De Moya says his company isn’t the only one that could see litigation mount up.

“I think this is one of the critical issues facing businesses and it effects all of us whether we’re in the tourism industry, general businesses or construction," de Moya said. 

Restaurant and Lodging Association Chairman Sheldon Suga, says his organization needs to get the Florida Legislature to provide an exemption.

“We have to get the legislators to consider limiting lawsuits surrounding this COVID-19," Suga said. "And limiting it maybe to only where there is intentional misconduct.”

St. Petersburg Republican Sen. Brandes (R-St.Petersburg) is that legislator. He’s working on giving business immunity against what he calls frivolous lawsuits.

“The bill creates a safe harbor for businesses that are following the statewide guidelines for dealing with COVID at their respective business.” – m1

Brandes worries if the protection isn’t put in place, businesses won’t take the risk of opening their doors.

“Businesses simply will not reopen without some liability protection and the essential businesses that we’ve demanded stay open for example your grocery stores and your nursing homes and your [assisted living facilities] are concerned about maintaining operations if they're exposing themselves to unknown liabilities.”

Brandes says the liability protection helps both the business and those who are in need of a job. He adds liability protections can also help customers by holding business to a standard of quality.

“I think this will actually drive higher compliance with the law and with the recommended guidelines than probably anything else we could do. Simply publishing the guidelines you’re going to have some businesses that aren’t going to follow them, but if you tie a safe harbor to them this will actually I believe increase public health.”

Florida’s legislature isn’t scheduled to meet until March 2021. Unless there is a special session, that’s the earliest the bill could be heard. Brandes seems to believe calling lawmakers back to Tallahassee early may not be necessary.
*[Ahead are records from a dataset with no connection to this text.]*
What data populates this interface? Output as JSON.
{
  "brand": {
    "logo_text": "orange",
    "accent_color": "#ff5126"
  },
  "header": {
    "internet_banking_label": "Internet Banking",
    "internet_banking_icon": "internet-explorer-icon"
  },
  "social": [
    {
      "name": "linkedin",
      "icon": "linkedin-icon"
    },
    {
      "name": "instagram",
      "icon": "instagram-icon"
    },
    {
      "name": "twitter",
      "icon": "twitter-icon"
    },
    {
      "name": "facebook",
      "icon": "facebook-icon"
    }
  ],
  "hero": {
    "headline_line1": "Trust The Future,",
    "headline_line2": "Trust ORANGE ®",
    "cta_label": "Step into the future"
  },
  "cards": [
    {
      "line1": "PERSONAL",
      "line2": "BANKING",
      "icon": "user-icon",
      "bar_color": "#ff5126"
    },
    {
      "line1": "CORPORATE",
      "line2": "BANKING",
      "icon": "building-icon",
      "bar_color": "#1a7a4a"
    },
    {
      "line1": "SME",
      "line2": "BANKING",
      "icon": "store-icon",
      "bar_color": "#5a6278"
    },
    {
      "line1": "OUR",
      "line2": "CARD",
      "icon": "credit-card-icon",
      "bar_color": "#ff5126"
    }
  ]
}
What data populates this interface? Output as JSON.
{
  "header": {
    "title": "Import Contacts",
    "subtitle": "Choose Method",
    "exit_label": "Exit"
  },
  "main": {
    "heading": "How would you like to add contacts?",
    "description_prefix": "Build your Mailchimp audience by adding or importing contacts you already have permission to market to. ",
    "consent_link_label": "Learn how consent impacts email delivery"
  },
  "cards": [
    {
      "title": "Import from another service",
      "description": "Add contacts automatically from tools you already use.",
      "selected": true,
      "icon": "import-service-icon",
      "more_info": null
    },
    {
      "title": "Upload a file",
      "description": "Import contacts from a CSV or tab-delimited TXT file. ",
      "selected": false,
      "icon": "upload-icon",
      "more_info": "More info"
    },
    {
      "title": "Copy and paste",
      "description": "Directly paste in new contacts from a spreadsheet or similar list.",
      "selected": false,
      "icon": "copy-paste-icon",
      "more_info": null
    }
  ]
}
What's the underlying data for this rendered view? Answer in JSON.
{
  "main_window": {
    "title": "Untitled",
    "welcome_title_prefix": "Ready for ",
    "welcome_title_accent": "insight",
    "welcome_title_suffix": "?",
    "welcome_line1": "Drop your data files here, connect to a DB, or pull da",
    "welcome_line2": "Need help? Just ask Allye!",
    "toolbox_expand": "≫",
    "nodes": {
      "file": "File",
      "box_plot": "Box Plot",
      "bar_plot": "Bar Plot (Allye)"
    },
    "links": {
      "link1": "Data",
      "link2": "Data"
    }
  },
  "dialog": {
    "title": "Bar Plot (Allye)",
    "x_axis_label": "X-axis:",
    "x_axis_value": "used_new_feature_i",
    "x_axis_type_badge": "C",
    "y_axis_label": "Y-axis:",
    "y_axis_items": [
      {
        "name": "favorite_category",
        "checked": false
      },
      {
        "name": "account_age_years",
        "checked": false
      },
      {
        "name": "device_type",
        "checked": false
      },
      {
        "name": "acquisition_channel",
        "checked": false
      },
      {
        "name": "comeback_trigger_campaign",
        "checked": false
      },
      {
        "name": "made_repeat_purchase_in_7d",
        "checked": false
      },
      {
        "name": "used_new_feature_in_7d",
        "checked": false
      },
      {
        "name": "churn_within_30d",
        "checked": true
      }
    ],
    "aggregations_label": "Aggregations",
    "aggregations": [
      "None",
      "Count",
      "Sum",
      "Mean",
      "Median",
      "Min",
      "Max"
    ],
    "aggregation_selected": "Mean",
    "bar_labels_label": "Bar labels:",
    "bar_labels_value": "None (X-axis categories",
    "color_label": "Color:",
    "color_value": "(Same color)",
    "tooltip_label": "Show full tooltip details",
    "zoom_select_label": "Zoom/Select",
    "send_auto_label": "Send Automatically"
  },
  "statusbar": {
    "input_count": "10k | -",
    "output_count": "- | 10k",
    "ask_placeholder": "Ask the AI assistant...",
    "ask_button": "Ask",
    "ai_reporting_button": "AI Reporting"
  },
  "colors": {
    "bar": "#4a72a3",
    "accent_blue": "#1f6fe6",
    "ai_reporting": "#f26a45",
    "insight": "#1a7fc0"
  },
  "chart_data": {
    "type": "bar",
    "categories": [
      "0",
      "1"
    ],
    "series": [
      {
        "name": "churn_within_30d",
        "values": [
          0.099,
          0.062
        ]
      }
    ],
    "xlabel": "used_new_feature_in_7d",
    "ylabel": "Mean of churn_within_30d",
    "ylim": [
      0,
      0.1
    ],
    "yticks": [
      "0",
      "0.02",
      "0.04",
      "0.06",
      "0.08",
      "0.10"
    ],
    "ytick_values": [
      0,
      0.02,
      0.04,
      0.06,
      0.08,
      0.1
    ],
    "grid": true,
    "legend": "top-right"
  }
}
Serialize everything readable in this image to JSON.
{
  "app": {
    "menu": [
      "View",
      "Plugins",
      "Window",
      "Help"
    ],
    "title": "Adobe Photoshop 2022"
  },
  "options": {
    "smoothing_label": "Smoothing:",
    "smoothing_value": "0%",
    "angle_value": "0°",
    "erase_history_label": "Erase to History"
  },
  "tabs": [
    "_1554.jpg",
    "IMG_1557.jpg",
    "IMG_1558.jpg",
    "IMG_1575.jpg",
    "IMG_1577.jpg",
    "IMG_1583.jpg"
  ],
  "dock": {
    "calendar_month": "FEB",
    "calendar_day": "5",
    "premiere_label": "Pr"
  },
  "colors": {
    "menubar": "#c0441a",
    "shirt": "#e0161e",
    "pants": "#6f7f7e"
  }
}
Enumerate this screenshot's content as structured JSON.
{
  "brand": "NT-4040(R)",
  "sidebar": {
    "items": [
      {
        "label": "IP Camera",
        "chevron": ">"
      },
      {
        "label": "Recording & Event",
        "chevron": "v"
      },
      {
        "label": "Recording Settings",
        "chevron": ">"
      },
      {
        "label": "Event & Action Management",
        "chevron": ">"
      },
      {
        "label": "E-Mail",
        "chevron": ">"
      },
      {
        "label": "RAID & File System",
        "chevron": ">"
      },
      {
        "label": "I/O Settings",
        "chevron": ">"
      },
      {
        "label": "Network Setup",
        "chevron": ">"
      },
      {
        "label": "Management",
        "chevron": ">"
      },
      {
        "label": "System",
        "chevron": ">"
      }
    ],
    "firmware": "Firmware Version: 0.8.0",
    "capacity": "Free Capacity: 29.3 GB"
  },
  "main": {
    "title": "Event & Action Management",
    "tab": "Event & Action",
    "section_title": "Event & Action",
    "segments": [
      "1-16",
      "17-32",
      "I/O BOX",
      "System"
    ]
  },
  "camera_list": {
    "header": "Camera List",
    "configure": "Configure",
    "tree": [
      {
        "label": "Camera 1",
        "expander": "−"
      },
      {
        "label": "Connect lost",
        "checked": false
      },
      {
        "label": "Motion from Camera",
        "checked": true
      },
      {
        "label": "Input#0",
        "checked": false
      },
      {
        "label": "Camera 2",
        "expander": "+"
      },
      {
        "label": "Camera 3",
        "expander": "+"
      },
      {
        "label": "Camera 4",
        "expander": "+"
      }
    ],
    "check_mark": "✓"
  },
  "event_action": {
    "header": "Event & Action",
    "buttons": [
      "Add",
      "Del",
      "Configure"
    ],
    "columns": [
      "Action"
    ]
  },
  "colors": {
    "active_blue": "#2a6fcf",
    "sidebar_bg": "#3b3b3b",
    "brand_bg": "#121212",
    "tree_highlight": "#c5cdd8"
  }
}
“I think there’s a small likelihood of a special session right now, but I think as we discover new issues upon reopening. I think the liability one being the number one issue right now for small businesses. I think that the calls may grow louder for a special session and one may be necessary if the Governor doesn’t have the authority to do this on his own.”

Both Senate President Bill Galvano and House Speaker Jose Oliva says there are no immediate plans for a special session. However, they note it may be needed after June 30, the start of a new fiscal year. House Democrats in a letter Thursday, called for a special session on unemployment, Medicaid expansion and elections.